(Beginning of Records provided)

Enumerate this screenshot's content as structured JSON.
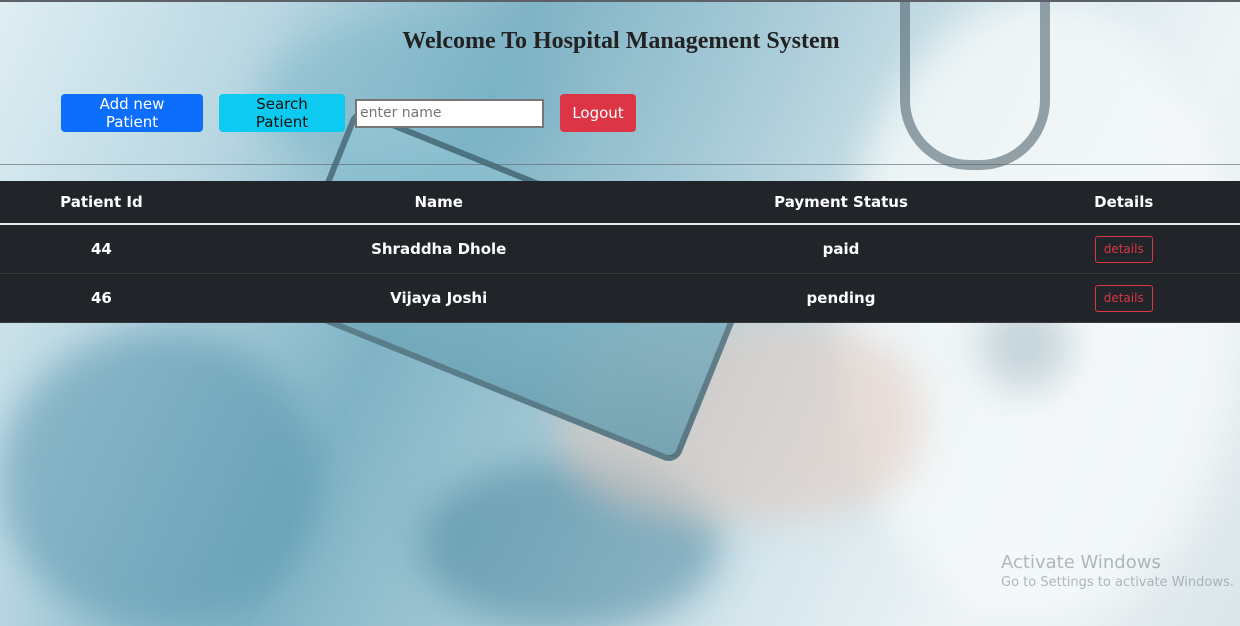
{
  "header": {
    "title": "Welcome To Hospital Management System"
  },
  "toolbar": {
    "add_label": "Add new Patient",
    "search_label": "Search Patient",
    "search_placeholder": "enter name",
    "search_value": "",
    "logout_label": "Logout"
  },
  "table": {
    "columns": [
      "Patient Id",
      "Name",
      "Payment Status",
      "Details"
    ],
    "rows": [
      {
        "id": "44",
        "name": "Shraddha Dhole",
        "payment": "paid",
        "action": "details"
      },
      {
        "id": "46",
        "name": "Vijaya Joshi",
        "payment": "pending",
        "action": "details"
      }
    ]
  },
  "watermark": {
    "title": "Activate Windows",
    "subtitle": "Go to Settings to activate Windows."
  },
  "colors": {
    "primary": "#0d6efd",
    "info": "#0dcaf0",
    "danger": "#dc3545",
    "table_dark": "#212529"
  }
}
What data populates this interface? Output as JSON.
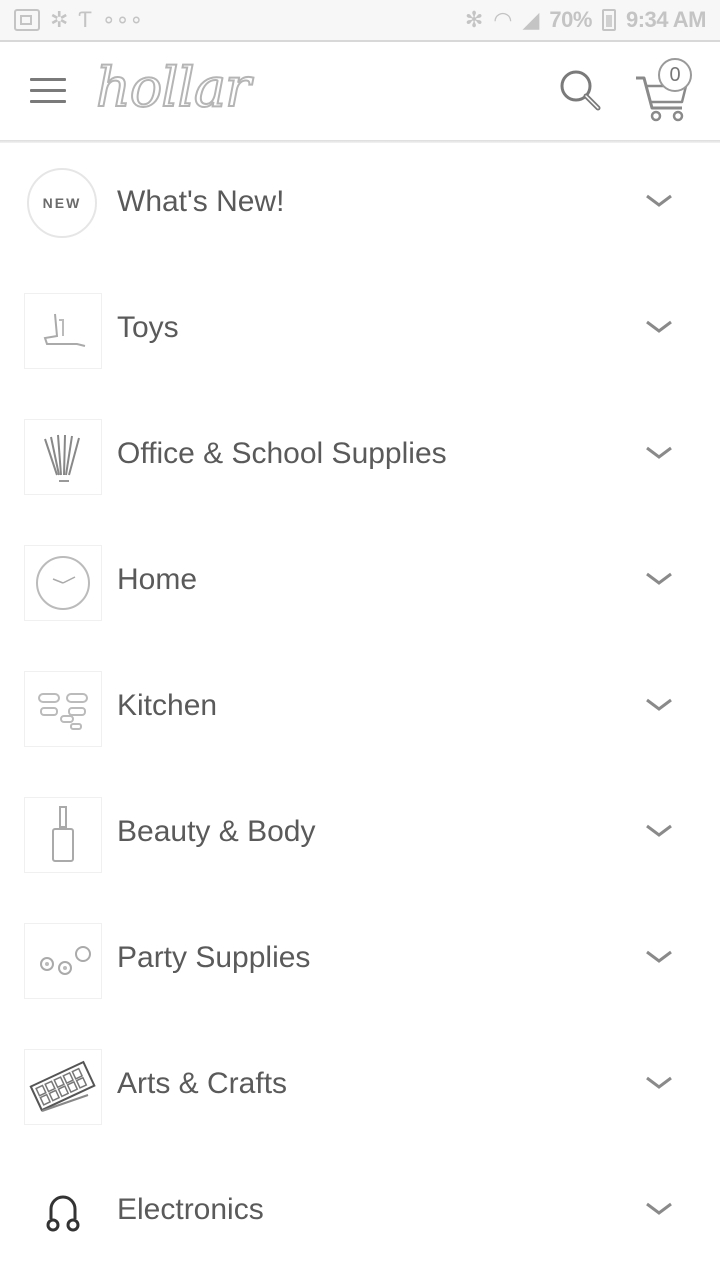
{
  "status_bar": {
    "battery_percent": "70%",
    "time": "9:34 AM",
    "left_icons": [
      "screen-icon",
      "pinwheel-icon",
      "carrier-icon",
      "more-dots-icon"
    ],
    "right_icons": [
      "bluetooth-icon",
      "wifi-icon",
      "signal-icon",
      "battery-icon"
    ]
  },
  "header": {
    "logo_text": "hollar",
    "cart_count": "0"
  },
  "categories": [
    {
      "label": "What's New!",
      "thumb_text": "NEW",
      "icon": "new-badge-icon"
    },
    {
      "label": "Toys",
      "icon": "toy-icon"
    },
    {
      "label": "Office & School Supplies",
      "icon": "pens-icon"
    },
    {
      "label": "Home",
      "icon": "clock-icon"
    },
    {
      "label": "Kitchen",
      "icon": "containers-icon"
    },
    {
      "label": "Beauty & Body",
      "icon": "nail-polish-icon"
    },
    {
      "label": "Party Supplies",
      "icon": "ornaments-icon"
    },
    {
      "label": "Arts & Crafts",
      "icon": "paint-palette-icon"
    },
    {
      "label": "Electronics",
      "icon": "headphones-icon"
    }
  ],
  "colors": {
    "text": "#5a5a5a",
    "icon_gray": "#9a9a9a",
    "background": "#ffffff"
  }
}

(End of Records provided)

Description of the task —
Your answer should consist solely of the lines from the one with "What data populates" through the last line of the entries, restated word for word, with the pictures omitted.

Task result —
What data populates this interface? Output as JSON.
{
  "status_bar": {
    "battery_percent": "70%",
    "time": "9:34 AM",
    "left_icons": [
      "screen-icon",
      "pinwheel-icon",
      "carrier-icon",
      "more-dots-icon"
    ],
    "right_icons": [
      "bluetooth-icon",
      "wifi-icon",
      "signal-icon",
      "battery-icon"
    ]
  },
  "header": {
    "logo_text": "hollar",
    "cart_count": "0"
  },
  "categories": [
    {
      "label": "What's New!",
      "thumb_text": "NEW",
      "icon": "new-badge-icon"
    },
    {
      "label": "Toys",
      "icon": "toy-icon"
    },
    {
      "label": "Office & School Supplies",
      "icon": "pens-icon"
    },
    {
      "label": "Home",
      "icon": "clock-icon"
    },
    {
      "label": "Kitchen",
      "icon": "containers-icon"
    },
    {
      "label": "Beauty & Body",
      "icon": "nail-polish-icon"
    },
    {
      "label": "Party Supplies",
      "icon": "ornaments-icon"
    },
    {
      "label": "Arts & Crafts",
      "icon": "paint-palette-icon"
    },
    {
      "label": "Electronics",
      "icon": "headphones-icon"
    }
  ],
  "colors": {
    "text": "#5a5a5a",
    "icon_gray": "#9a9a9a",
    "background": "#ffffff"
  }
}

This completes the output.